■ What is required: Say how many lines of the material include "bits". Give the number without any other text.
[The data Boundary: Start]
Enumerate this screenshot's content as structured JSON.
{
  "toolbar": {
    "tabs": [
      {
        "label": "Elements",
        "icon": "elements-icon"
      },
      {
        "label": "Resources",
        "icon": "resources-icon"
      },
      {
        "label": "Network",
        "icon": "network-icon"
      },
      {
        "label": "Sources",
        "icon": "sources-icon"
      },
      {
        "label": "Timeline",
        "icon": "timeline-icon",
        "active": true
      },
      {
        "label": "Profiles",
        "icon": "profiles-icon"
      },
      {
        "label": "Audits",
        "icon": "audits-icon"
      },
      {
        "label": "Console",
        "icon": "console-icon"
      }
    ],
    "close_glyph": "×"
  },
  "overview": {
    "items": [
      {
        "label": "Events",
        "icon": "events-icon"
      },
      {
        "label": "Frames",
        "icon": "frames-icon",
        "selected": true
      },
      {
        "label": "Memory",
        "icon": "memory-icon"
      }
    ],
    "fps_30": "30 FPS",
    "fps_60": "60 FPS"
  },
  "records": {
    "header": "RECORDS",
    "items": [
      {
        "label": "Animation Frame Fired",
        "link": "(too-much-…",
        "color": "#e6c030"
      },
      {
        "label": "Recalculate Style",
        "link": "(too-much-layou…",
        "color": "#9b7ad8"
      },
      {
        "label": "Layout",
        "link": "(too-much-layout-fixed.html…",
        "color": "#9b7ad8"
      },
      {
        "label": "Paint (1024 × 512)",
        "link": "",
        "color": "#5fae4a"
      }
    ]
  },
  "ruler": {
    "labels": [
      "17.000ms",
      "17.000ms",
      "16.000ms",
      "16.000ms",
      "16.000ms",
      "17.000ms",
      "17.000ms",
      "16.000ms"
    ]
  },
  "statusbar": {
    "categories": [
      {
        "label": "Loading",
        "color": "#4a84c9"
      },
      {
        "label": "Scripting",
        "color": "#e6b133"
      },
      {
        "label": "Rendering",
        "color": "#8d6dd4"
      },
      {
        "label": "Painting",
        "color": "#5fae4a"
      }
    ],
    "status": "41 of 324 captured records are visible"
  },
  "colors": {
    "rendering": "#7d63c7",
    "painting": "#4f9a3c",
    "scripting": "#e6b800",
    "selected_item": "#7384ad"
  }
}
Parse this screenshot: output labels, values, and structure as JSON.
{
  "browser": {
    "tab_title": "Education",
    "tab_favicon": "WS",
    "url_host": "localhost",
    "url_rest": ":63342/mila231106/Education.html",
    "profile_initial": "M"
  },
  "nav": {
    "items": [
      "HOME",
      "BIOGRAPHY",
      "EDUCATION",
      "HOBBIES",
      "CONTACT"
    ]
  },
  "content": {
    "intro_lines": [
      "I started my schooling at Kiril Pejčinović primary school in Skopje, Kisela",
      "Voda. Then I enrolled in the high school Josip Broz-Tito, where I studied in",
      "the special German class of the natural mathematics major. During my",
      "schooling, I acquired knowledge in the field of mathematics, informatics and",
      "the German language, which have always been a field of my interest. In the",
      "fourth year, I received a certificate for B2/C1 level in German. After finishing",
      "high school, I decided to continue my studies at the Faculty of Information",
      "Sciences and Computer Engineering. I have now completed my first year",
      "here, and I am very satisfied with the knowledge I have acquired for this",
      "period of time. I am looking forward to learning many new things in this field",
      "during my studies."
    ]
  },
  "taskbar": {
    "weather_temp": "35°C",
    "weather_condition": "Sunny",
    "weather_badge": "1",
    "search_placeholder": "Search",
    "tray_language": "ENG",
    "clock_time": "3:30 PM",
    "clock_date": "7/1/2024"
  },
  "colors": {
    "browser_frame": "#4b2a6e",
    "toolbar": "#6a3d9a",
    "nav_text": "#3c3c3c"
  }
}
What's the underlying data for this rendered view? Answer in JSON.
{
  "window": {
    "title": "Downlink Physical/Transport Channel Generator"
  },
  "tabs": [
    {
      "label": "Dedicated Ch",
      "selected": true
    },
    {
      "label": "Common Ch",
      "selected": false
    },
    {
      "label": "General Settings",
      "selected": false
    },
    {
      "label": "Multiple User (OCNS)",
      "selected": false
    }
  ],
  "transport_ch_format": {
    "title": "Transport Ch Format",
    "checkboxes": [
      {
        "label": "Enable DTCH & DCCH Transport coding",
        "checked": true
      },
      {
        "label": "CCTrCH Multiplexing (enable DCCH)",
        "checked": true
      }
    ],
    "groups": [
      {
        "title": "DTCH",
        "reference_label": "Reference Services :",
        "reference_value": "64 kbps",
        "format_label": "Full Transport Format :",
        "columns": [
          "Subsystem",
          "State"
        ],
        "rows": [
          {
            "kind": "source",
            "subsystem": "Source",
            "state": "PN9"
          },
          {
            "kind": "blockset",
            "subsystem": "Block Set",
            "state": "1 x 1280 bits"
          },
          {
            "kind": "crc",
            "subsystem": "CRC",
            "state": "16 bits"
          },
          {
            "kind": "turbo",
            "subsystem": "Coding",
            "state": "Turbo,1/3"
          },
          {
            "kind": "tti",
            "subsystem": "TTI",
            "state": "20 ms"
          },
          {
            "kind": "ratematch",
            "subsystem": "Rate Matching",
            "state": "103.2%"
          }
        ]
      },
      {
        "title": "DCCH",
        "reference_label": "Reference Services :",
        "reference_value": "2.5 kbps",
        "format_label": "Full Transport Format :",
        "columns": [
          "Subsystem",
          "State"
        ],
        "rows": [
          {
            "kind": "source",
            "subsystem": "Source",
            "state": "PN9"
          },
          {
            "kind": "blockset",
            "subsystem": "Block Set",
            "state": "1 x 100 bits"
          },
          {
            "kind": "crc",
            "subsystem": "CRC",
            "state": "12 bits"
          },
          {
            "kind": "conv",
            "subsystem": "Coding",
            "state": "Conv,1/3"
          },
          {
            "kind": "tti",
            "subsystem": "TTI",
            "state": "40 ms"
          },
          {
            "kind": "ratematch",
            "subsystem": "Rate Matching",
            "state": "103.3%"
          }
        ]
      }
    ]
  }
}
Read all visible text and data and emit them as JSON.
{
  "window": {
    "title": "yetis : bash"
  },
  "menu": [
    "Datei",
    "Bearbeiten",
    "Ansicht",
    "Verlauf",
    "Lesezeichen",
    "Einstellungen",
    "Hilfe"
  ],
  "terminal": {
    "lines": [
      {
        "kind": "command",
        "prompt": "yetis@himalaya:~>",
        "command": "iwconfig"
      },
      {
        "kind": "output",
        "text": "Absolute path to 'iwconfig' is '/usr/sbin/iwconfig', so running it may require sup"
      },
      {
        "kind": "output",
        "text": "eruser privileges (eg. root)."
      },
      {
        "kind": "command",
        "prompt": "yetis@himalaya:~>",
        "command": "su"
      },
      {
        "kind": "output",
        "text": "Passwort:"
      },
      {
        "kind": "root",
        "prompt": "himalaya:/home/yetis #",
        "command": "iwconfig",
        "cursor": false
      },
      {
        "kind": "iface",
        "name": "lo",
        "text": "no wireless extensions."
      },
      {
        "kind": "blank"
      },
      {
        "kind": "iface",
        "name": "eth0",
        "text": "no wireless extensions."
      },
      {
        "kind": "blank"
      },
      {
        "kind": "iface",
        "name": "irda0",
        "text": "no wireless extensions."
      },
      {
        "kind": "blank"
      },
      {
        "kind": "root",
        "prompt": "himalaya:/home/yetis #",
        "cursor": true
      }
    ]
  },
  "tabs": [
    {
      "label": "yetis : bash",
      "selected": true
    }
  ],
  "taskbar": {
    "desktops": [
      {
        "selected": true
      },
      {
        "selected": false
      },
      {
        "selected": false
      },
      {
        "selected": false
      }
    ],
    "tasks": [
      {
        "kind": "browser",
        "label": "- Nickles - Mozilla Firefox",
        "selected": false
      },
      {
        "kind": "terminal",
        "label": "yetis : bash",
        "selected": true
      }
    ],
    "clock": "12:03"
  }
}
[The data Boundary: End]
■ Solution to this problem: 4